1861 - Julian Felipe, future Filipino revolutionary and composer of the music of the Philippine national anthem, is born in Cavite during the Spanish colonial period; Felipe would be lucky to escape execution by the Spaniards when he was arrested along with those who will be dubbed the "Thirteen Martyrs of Cavite; he would later be tasked by revolutionary leader Gen. Emilio F. Aguinaldo with composing a "more stirring and majestic" march and will come up with the "Marcha Nacional Filipina," which will be applauded by Aguinaldo and the rest of the Filipino generals present; the following day on June 12, 1896 during the proclamation of Philippine Independence, the new national hymn.
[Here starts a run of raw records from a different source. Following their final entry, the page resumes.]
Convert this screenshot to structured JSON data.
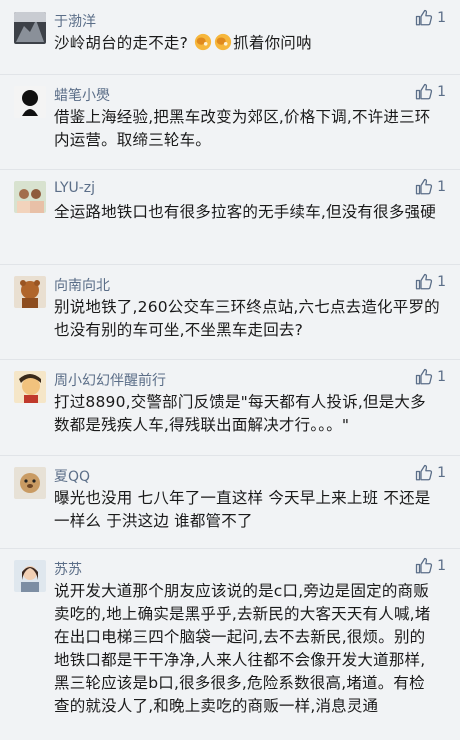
{
  "comments": [
    {
      "user": "于渤洋",
      "likes": "1",
      "text_before": "沙岭胡台的走不走?",
      "text_after": "抓着你问呐",
      "emoji": [
        "thumb-fox-emoji",
        "thumb-fox-emoji"
      ]
    },
    {
      "user": "蜡笔小爂",
      "likes": "1",
      "text": "借鉴上海经验,把黑车改变为郊区,价格下调,不许进三环内运营。取缔三轮车。"
    },
    {
      "user": "LYU-zj",
      "likes": "1",
      "text": "全运路地铁口也有很多拉客的无手续车,但没有很多强硬"
    },
    {
      "user": "向南向北",
      "likes": "1",
      "text": "别说地铁了,260公交车三环终点站,六七点去造化平罗的也没有别的车可坐,不坐黑车走回去?"
    },
    {
      "user": "周小幻幻伴醒前行",
      "likes": "1",
      "text": "打过8890,交警部门反馈是\"每天都有人投诉,但是大多数都是残疾人车,得残联出面解决才行。。。\""
    },
    {
      "user": "夏QQ",
      "likes": "1",
      "text": "曝光也没用 七八年了一直这样 今天早上来上班 不还是一样么 于洪这边 谁都管不了"
    },
    {
      "user": "苏苏",
      "likes": "1",
      "text": "说开发大道那个朋友应该说的是c口,旁边是固定的商贩卖吃的,地上确实是黑乎乎,去新民的大客天天有人喊,堵在出口电梯三四个脑袋一起问,去不去新民,很烦。别的地铁口都是干干净净,人来人往都不会像开发大道那样,黑三轮应该是b口,很多很多,危险系数很高,堵道。有检查的就没人了,和晚上卖吃的商贩一样,消息灵通"
    }
  ],
  "colors": {
    "name": "#5b6e88",
    "text": "#1a1a1a",
    "background": "#f1f3f5",
    "divider": "#e1e4e8"
  }
}
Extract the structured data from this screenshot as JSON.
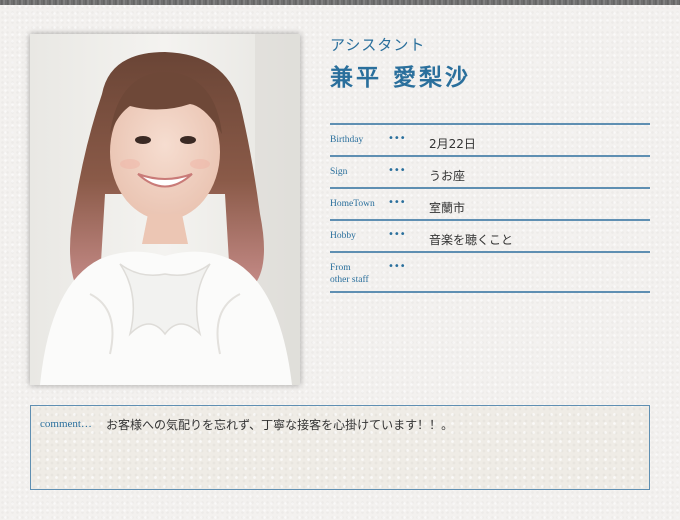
{
  "profile": {
    "role": "アシスタント",
    "name": "兼平 愛梨沙",
    "rows": [
      {
        "label": "Birthday",
        "value": "2月22日"
      },
      {
        "label": "Sign",
        "value": "うお座"
      },
      {
        "label": "HomeTown",
        "value": "室蘭市"
      },
      {
        "label": "Hobby",
        "value": "音楽を聴くこと"
      },
      {
        "label": "From\nother staff",
        "value": ""
      }
    ],
    "dots": "•••"
  },
  "comment": {
    "label": "comment…",
    "text": "お客様への気配りを忘れず、丁寧な接客を心掛けています！！。"
  },
  "colors": {
    "accent": "#2a6f9c",
    "rule": "#5f8fb2",
    "background": "#f3f1ef"
  }
}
Felipe's masterpiece, would be played by the San Francisco de Malabon Band as the Philippine flag sewn by Marcella Agoncillo is hoisted during that historic occasion; about a year later, lyrics would be added to the march--Jose Palma's poem in the Spanish language entitled "Filipina."
Manila during World War II
1948 - Manuel A. Roxas, President of the former American colony the Philippines, grants amnesty to everyone accused of collaboration with the Japanese during World War II; the beneficiaries include President Jose P. Laurel, and his entire cabinet that served during the Japanese Occupation period; President Laurel had earlier been imprisoned by the American colonial authorities following the defeat of the Japanese forces, with his family's fortunes drying up because of the legal fees incurred in his defense; the amnesty proclamation comes one year and one day after the American-sponsored Philippine Congress held its first post-World War II session, more than nine months after Roxas' election into the presidency, and more than five months after the imperialist United States granted the Philippines political "independence" to the Philippines through the American Congress' Joint Resolution No. 93.